• **Assignment**: Reproduce the data shown below exactly.

[Dataset rows describing interfaces]
* * * * * * *

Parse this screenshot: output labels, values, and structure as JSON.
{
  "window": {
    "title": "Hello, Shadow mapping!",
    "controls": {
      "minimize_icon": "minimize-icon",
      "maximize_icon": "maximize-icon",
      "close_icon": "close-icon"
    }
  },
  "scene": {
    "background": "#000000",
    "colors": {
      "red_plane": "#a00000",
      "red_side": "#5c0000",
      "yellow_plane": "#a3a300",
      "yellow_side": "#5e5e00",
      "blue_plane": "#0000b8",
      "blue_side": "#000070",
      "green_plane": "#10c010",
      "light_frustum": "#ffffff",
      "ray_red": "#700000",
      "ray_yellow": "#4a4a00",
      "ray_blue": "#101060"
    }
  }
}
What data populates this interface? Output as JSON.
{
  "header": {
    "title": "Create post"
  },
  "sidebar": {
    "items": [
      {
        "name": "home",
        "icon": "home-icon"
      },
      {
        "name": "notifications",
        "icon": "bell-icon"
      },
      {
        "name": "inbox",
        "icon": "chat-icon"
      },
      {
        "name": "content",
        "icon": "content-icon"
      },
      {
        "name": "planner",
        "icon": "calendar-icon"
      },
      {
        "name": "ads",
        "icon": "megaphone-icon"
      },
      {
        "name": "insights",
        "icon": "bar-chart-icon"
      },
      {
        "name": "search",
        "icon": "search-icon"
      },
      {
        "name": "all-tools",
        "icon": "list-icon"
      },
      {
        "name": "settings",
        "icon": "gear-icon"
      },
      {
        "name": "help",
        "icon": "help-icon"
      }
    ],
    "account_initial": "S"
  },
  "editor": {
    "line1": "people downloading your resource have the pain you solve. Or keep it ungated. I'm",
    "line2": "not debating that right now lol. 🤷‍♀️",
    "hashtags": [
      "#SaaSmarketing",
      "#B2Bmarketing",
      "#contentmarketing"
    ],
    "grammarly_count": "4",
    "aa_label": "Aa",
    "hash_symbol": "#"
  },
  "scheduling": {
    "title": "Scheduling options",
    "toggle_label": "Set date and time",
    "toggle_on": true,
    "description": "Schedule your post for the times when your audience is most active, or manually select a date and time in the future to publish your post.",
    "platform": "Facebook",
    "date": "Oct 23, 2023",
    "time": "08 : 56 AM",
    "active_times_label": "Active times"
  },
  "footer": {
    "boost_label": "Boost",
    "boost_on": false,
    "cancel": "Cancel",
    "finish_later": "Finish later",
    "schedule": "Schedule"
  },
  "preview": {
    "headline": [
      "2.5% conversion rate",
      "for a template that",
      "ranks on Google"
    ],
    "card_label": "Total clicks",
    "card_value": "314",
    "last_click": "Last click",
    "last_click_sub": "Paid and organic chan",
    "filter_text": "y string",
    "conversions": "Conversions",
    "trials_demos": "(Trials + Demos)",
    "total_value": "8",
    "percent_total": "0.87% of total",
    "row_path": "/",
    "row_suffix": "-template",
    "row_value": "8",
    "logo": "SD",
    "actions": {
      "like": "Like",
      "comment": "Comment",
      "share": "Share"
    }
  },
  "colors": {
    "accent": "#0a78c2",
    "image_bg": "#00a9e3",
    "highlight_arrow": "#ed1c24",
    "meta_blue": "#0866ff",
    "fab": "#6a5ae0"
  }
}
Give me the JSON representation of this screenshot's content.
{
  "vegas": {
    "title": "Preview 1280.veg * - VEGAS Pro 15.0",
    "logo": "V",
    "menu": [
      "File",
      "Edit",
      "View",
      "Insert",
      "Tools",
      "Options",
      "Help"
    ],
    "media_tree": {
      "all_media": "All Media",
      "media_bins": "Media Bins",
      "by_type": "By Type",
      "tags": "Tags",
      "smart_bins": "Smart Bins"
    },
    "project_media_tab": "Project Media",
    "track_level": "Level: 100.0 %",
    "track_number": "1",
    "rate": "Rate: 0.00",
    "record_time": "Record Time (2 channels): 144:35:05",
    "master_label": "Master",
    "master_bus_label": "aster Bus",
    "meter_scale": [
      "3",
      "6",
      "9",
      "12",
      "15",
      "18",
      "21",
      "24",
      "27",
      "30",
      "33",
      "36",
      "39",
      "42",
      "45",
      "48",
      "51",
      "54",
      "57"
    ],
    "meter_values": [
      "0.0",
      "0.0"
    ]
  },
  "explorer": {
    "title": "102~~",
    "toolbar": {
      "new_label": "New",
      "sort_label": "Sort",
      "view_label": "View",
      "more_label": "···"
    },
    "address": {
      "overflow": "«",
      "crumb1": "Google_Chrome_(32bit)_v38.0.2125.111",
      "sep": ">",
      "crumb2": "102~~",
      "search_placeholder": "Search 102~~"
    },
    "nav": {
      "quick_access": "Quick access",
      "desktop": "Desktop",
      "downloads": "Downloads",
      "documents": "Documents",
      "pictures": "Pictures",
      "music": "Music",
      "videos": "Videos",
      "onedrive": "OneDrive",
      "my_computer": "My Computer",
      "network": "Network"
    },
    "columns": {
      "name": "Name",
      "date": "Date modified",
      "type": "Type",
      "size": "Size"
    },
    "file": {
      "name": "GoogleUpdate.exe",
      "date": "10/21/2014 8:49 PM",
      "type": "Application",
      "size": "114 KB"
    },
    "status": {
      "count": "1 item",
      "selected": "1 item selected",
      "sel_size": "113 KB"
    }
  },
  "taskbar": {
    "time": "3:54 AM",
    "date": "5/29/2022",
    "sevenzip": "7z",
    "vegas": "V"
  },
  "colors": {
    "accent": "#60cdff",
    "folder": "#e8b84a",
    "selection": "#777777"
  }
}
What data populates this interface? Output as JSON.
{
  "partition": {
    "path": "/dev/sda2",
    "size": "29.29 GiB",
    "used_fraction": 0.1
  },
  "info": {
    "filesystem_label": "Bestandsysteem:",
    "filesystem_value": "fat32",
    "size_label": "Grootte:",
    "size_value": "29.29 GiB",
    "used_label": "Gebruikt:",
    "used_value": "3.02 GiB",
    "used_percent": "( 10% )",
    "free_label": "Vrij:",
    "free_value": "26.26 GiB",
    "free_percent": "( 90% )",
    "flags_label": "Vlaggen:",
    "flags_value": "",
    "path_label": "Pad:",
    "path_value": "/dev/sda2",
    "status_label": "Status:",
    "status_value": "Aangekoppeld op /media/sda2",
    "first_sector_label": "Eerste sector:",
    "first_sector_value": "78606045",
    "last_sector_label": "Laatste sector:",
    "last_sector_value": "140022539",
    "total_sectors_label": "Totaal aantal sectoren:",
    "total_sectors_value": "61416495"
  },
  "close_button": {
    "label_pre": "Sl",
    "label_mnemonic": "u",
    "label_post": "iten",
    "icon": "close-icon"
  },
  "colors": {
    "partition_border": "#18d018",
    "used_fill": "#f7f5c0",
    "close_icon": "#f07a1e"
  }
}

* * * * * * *

• **Solution to this exercise**:
Parse this screenshot: output labels, values, and structure as JSON.
{
  "window": {
    "title": "Hello, Shadow mapping!",
    "controls": {
      "minimize_icon": "minimize-icon",
      "maximize_icon": "maximize-icon",
      "close_icon": "close-icon"
    }
  },
  "scene": {
    "background": "#000000",
    "colors": {
      "red_plane": "#a00000",
      "red_side": "#5c0000",
      "yellow_plane": "#a3a300",
      "yellow_side": "#5e5e00",
      "blue_plane": "#0000b8",
      "blue_side": "#000070",
      "green_plane": "#10c010",
      "light_frustum": "#ffffff",
      "ray_red": "#700000",
      "ray_yellow": "#4a4a00",
      "ray_blue": "#101060"
    }
  }
}
What data populates this interface? Output as JSON.
{
  "header": {
    "title": "Create post"
  },
  "sidebar": {
    "items": [
      {
        "name": "home",
        "icon": "home-icon"
      },
      {
        "name": "notifications",
        "icon": "bell-icon"
      },
      {
        "name": "inbox",
        "icon": "chat-icon"
      },
      {
        "name": "content",
        "icon": "content-icon"
      },
      {
        "name": "planner",
        "icon": "calendar-icon"
      },
      {
        "name": "ads",
        "icon": "megaphone-icon"
      },
      {
        "name": "insights",
        "icon": "bar-chart-icon"
      },
      {
        "name": "search",
        "icon": "search-icon"
      },
      {
        "name": "all-tools",
        "icon": "list-icon"
      },
      {
        "name": "settings",
        "icon": "gear-icon"
      },
      {
        "name": "help",
        "icon": "help-icon"
      }
    ],
    "account_initial": "S"
  },
  "editor": {
    "line1": "people downloading your resource have the pain you solve. Or keep it ungated. I'm",
    "line2": "not debating that right now lol. 🤷‍♀️",
    "hashtags": [
      "#SaaSmarketing",
      "#B2Bmarketing",
      "#contentmarketing"
    ],
    "grammarly_count": "4",
    "aa_label": "Aa",
    "hash_symbol": "#"
  },
  "scheduling": {
    "title": "Scheduling options",
    "toggle_label": "Set date and time",
    "toggle_on": true,
    "description": "Schedule your post for the times when your audience is most active, or manually select a date and time in the future to publish your post.",
    "platform": "Facebook",
    "date": "Oct 23, 2023",
    "time": "08 : 56 AM",
    "active_times_label": "Active times"
  },
  "footer": {
    "boost_label": "Boost",
    "boost_on": false,
    "cancel": "Cancel",
    "finish_later": "Finish later",
    "schedule": "Schedule"
  },
  "preview": {
    "headline": [
      "2.5% conversion rate",
      "for a template that",
      "ranks on Google"
    ],
    "card_label": "Total clicks",
    "card_value": "314",
    "last_click": "Last click",
    "last_click_sub": "Paid and organic chan",
    "filter_text": "y string",
    "conversions": "Conversions",
    "trials_demos": "(Trials + Demos)",
    "total_value": "8",
    "percent_total": "0.87% of total",
    "row_path": "/",
    "row_suffix": "-template",
    "row_value": "8",
    "logo": "SD",
    "actions": {
      "like": "Like",
      "comment": "Comment",
      "share": "Share"
    }
  },
  "colors": {
    "accent": "#0a78c2",
    "image_bg": "#00a9e3",
    "highlight_arrow": "#ed1c24",
    "meta_blue": "#0866ff",
    "fab": "#6a5ae0"
  }
}
Give me the JSON representation of this screenshot's content.
{
  "vegas": {
    "title": "Preview 1280.veg * - VEGAS Pro 15.0",
    "logo": "V",
    "menu": [
      "File",
      "Edit",
      "View",
      "Insert",
      "Tools",
      "Options",
      "Help"
    ],
    "media_tree": {
      "all_media": "All Media",
      "media_bins": "Media Bins",
      "by_type": "By Type",
      "tags": "Tags",
      "smart_bins": "Smart Bins"
    },
    "project_media_tab": "Project Media",
    "track_level": "Level: 100.0 %",
    "track_number": "1",
    "rate": "Rate: 0.00",
    "record_time": "Record Time (2 channels): 144:35:05",
    "master_label": "Master",
    "master_bus_label": "aster Bus",
    "meter_scale": [
      "3",
      "6",
      "9",
      "12",
      "15",
      "18",
      "21",
      "24",
      "27",
      "30",
      "33",
      "36",
      "39",
      "42",
      "45",
      "48",
      "51",
      "54",
      "57"
    ],
    "meter_values": [
      "0.0",
      "0.0"
    ]
  },
  "explorer": {
    "title": "102~~",
    "toolbar": {
      "new_label": "New",
      "sort_label": "Sort",
      "view_label": "View",
      "more_label": "···"
    },
    "address": {
      "overflow": "«",
      "crumb1": "Google_Chrome_(32bit)_v38.0.2125.111",
      "sep": ">",
      "crumb2": "102~~",
      "search_placeholder": "Search 102~~"
    },
    "nav": {
      "quick_access": "Quick access",
      "desktop": "Desktop",
      "downloads": "Downloads",
      "documents": "Documents",
      "pictures": "Pictures",
      "music": "Music",
      "videos": "Videos",
      "onedrive": "OneDrive",
      "my_computer": "My Computer",
      "network": "Network"
    },
    "columns": {
      "name": "Name",
      "date": "Date modified",
      "type": "Type",
      "size": "Size"
    },
    "file": {
      "name": "GoogleUpdate.exe",
      "date": "10/21/2014 8:49 PM",
      "type": "Application",
      "size": "114 KB"
    },
    "status": {
      "count": "1 item",
      "selected": "1 item selected",
      "sel_size": "113 KB"
    }
  },
  "taskbar": {
    "time": "3:54 AM",
    "date": "5/29/2022",
    "sevenzip": "7z",
    "vegas": "V"
  },
  "colors": {
    "accent": "#60cdff",
    "folder": "#e8b84a",
    "selection": "#777777"
  }
}
What data populates this interface? Output as JSON.
{
  "partition": {
    "path": "/dev/sda2",
    "size": "29.29 GiB",
    "used_fraction": 0.1
  },
  "info": {
    "filesystem_label": "Bestandsysteem:",
    "filesystem_value": "fat32",
    "size_label": "Grootte:",
    "size_value": "29.29 GiB",
    "used_label": "Gebruikt:",
    "used_value": "3.02 GiB",
    "used_percent": "( 10% )",
    "free_label": "Vrij:",
    "free_value": "26.26 GiB",
    "free_percent": "( 90% )",
    "flags_label": "Vlaggen:",
    "flags_value": "",
    "path_label": "Pad:",
    "path_value": "/dev/sda2",
    "status_label": "Status:",
    "status_value": "Aangekoppeld op /media/sda2",
    "first_sector_label": "Eerste sector:",
    "first_sector_value": "78606045",
    "last_sector_label": "Laatste sector:",
    "last_sector_value": "140022539",
    "total_sectors_label": "Totaal aantal sectoren:",
    "total_sectors_value": "61416495"
  },
  "close_button": {
    "label_pre": "Sl",
    "label_mnemonic": "u",
    "label_post": "iten",
    "icon": "close-icon"
  },
  "colors": {
    "partition_border": "#18d018",
    "used_fill": "#f7f5c0",
    "close_icon": "#f07a1e"
  }
}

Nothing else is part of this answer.